§ EXERCISE
Check every line of the data below for "płatności". Copy each one that has it.

§ Stored records

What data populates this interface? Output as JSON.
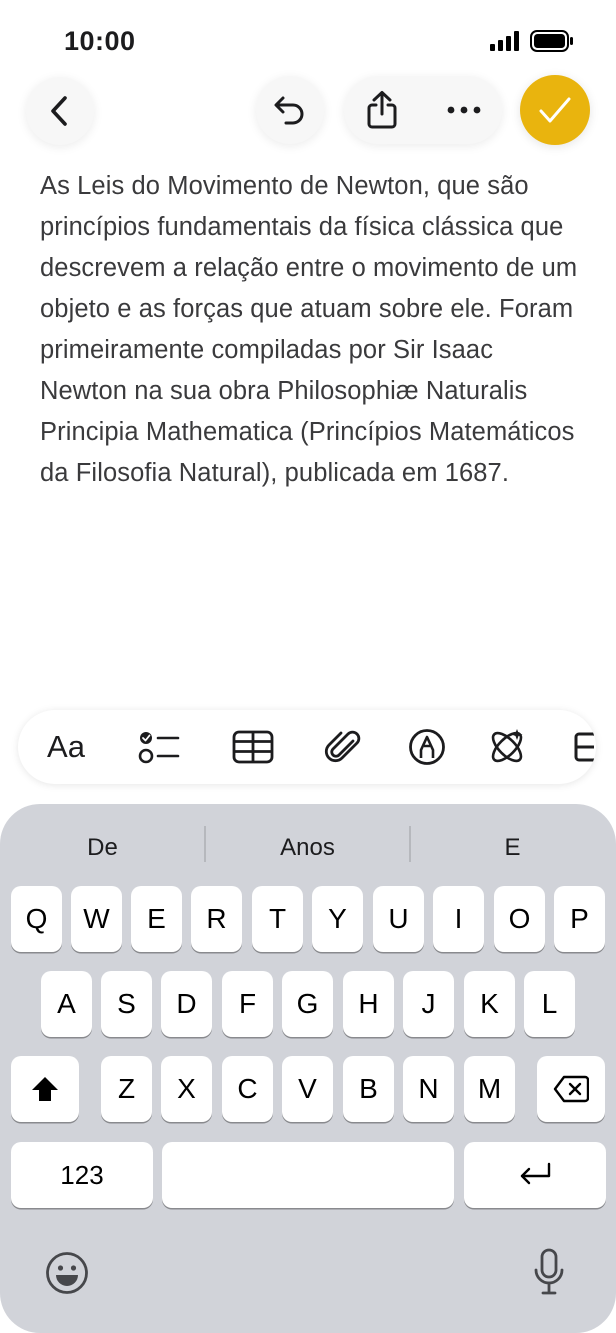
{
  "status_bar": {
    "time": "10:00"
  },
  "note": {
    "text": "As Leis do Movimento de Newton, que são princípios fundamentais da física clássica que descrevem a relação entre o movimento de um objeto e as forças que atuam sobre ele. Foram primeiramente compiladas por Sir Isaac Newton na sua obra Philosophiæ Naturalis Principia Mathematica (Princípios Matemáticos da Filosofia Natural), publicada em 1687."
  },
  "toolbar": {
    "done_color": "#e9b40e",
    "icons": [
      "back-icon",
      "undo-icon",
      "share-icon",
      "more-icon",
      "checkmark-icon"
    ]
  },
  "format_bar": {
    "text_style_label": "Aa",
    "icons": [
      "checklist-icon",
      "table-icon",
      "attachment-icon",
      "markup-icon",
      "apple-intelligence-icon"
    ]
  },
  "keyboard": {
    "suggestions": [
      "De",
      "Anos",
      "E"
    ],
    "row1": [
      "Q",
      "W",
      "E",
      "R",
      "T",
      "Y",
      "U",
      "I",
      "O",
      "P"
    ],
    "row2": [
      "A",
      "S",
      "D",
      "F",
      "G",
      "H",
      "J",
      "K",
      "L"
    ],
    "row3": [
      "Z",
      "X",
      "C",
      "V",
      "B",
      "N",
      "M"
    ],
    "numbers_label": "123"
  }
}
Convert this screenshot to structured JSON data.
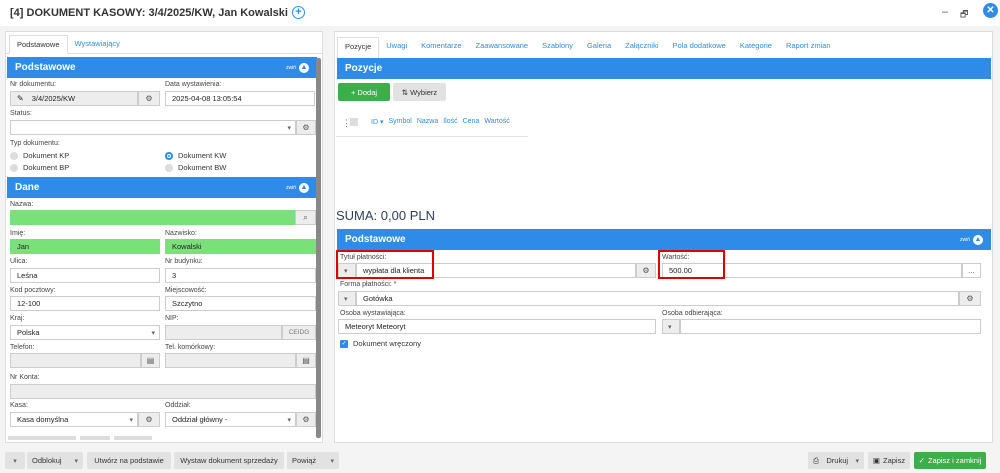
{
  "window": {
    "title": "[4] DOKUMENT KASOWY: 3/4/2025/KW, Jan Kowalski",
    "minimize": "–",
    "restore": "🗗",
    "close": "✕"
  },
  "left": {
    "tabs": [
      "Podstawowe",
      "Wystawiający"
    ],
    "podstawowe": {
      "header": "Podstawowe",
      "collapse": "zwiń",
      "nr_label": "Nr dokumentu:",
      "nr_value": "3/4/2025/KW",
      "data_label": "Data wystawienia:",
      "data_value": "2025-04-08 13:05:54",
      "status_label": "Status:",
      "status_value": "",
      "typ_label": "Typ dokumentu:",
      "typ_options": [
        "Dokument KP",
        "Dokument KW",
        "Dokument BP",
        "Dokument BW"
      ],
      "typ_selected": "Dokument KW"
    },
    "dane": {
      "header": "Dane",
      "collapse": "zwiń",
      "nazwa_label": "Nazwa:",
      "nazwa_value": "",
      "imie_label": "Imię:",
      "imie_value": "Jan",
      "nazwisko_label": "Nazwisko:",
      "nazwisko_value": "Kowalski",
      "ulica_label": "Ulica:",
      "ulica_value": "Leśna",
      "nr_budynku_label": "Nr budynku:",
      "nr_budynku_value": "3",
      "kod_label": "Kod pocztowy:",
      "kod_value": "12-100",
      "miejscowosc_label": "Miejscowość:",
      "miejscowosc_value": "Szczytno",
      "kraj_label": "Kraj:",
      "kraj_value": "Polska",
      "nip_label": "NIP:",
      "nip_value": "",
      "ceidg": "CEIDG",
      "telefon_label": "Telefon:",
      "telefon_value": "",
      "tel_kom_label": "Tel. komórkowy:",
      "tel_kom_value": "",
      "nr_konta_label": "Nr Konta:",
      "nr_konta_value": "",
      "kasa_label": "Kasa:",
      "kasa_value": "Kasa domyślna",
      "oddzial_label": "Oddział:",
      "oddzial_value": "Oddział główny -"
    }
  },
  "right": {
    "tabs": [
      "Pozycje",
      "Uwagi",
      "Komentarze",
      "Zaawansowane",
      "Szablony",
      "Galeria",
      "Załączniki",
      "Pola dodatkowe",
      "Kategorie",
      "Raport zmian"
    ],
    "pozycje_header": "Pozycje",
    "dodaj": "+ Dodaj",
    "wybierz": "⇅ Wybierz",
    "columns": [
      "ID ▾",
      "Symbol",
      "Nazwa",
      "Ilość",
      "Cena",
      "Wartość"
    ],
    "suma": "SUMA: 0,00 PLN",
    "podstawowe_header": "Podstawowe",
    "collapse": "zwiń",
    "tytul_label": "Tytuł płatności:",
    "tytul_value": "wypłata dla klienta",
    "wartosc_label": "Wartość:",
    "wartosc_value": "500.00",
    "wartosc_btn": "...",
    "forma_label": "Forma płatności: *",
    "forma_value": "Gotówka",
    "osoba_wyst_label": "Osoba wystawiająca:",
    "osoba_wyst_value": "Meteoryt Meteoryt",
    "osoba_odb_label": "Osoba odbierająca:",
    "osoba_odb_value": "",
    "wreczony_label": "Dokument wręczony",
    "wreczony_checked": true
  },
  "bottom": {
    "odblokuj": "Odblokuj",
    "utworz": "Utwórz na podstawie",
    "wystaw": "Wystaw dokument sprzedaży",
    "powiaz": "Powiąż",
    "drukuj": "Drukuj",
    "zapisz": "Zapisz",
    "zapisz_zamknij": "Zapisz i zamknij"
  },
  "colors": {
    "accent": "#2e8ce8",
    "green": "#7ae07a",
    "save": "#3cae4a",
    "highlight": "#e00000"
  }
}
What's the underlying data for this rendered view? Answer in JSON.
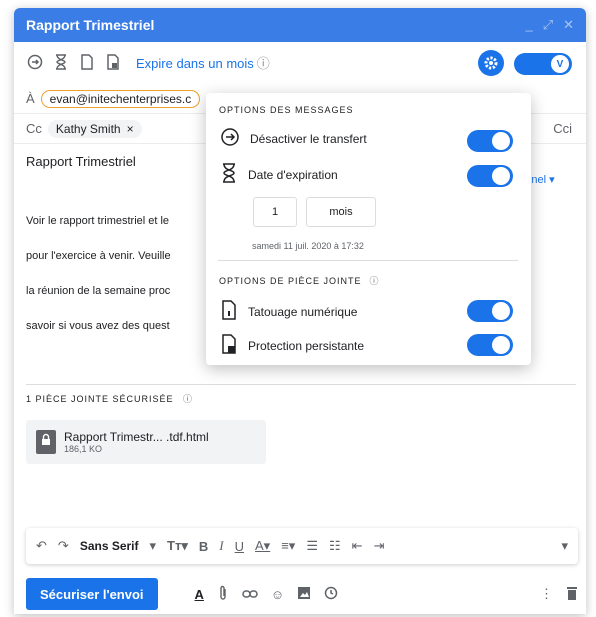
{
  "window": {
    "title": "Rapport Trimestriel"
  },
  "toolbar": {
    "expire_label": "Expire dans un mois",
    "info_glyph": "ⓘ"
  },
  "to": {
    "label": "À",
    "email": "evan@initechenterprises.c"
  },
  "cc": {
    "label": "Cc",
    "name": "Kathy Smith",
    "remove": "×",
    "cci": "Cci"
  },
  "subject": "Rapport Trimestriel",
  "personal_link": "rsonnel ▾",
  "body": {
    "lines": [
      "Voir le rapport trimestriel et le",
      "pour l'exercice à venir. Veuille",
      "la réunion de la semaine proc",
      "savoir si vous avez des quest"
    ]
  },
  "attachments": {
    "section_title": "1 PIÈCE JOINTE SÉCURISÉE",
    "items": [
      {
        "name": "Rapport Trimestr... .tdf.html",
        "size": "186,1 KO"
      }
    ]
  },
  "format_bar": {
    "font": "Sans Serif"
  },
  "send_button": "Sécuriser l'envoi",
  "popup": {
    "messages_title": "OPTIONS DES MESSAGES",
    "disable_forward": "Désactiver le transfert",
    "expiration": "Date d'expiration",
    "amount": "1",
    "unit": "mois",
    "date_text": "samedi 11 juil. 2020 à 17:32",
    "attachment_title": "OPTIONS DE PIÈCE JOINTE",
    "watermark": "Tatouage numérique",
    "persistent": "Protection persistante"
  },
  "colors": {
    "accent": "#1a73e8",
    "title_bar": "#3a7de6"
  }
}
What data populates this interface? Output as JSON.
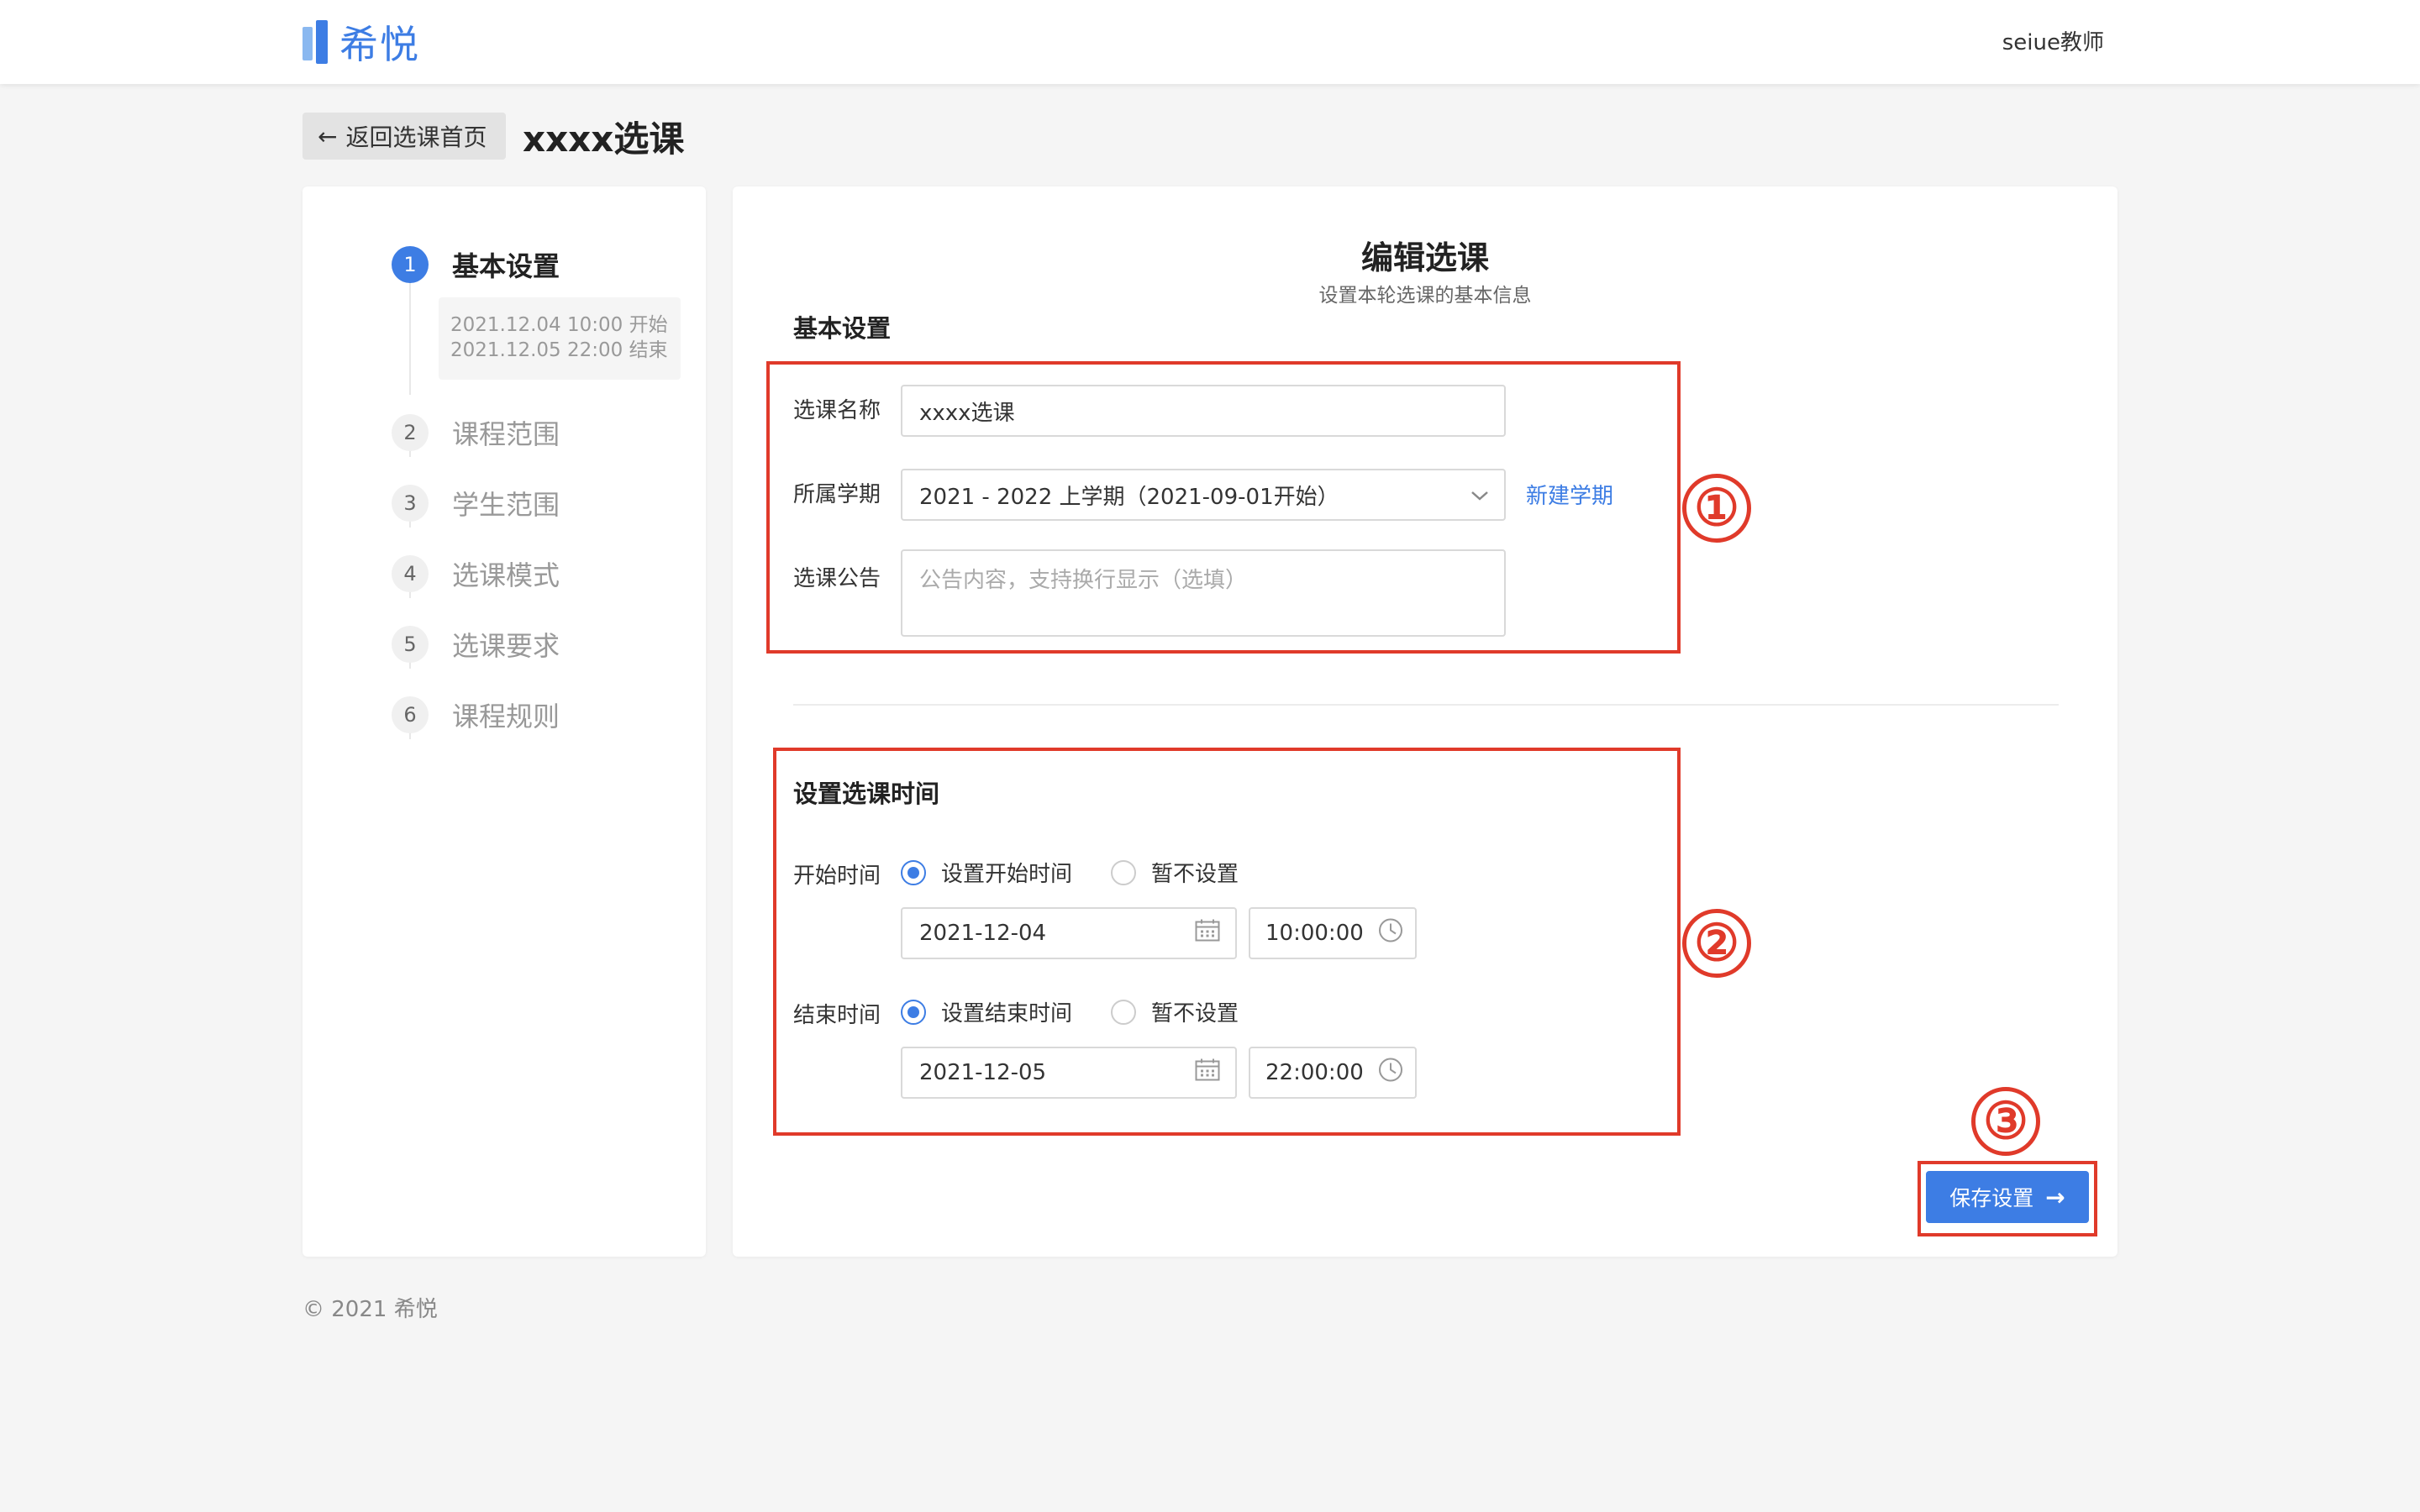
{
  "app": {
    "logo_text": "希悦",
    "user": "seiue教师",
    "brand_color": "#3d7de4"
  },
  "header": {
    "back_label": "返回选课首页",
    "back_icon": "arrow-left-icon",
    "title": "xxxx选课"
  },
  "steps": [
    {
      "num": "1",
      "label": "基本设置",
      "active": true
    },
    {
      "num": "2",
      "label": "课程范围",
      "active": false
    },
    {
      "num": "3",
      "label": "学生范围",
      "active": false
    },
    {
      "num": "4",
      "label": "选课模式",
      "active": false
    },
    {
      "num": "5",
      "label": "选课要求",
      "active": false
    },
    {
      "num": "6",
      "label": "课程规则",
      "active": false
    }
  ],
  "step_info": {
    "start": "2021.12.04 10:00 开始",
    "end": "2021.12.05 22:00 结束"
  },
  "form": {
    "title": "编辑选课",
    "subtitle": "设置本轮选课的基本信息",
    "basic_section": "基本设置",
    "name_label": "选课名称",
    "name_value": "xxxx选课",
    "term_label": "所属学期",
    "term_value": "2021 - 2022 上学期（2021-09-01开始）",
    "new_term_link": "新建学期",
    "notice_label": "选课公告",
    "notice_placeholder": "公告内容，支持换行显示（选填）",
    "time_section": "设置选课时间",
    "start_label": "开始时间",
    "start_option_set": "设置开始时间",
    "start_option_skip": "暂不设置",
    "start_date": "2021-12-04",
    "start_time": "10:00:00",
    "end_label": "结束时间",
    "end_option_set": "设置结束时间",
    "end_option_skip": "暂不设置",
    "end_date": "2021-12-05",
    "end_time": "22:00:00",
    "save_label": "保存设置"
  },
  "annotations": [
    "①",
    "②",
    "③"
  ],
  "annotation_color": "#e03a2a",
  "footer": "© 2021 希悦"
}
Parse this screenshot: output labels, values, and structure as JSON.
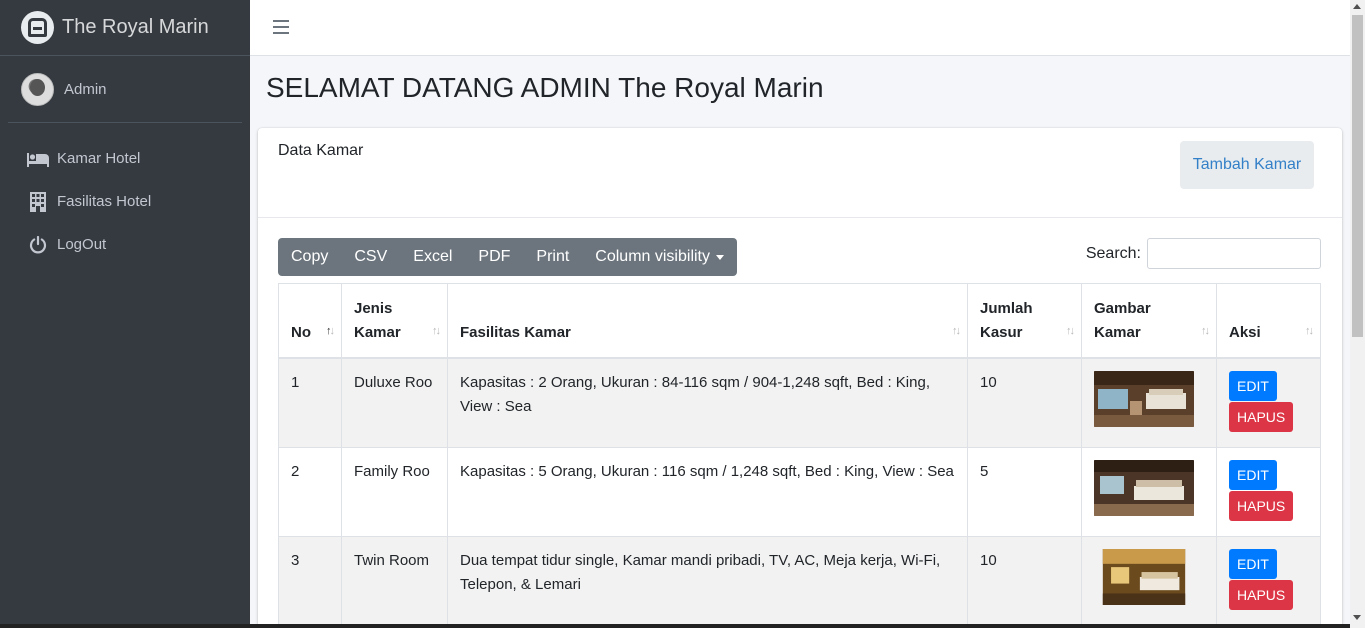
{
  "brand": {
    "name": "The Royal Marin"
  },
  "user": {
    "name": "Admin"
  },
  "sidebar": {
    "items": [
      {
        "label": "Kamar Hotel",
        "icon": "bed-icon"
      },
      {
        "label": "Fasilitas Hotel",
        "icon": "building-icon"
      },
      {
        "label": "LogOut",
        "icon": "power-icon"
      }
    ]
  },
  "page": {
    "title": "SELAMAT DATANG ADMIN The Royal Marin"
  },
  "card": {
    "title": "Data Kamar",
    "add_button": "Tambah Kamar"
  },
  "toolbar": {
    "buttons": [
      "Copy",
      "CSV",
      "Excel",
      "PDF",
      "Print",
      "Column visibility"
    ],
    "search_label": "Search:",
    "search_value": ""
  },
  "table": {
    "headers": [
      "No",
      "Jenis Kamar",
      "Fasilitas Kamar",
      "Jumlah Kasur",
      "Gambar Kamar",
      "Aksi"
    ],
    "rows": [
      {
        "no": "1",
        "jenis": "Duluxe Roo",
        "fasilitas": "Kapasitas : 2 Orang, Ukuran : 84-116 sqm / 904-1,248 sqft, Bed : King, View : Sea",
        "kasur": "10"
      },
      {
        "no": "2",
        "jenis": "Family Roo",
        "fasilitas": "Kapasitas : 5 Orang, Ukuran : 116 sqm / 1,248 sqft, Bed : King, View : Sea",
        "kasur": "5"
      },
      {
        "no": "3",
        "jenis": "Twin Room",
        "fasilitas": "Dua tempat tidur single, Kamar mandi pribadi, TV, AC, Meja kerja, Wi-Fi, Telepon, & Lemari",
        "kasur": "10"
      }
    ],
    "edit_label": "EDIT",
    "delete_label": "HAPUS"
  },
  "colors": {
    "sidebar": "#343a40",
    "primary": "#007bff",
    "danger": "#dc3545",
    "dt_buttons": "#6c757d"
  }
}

§ ANSWER SPACE
    "tytul_label": "Tytuł płatności:",
    "forma_label": "Forma płatności: *",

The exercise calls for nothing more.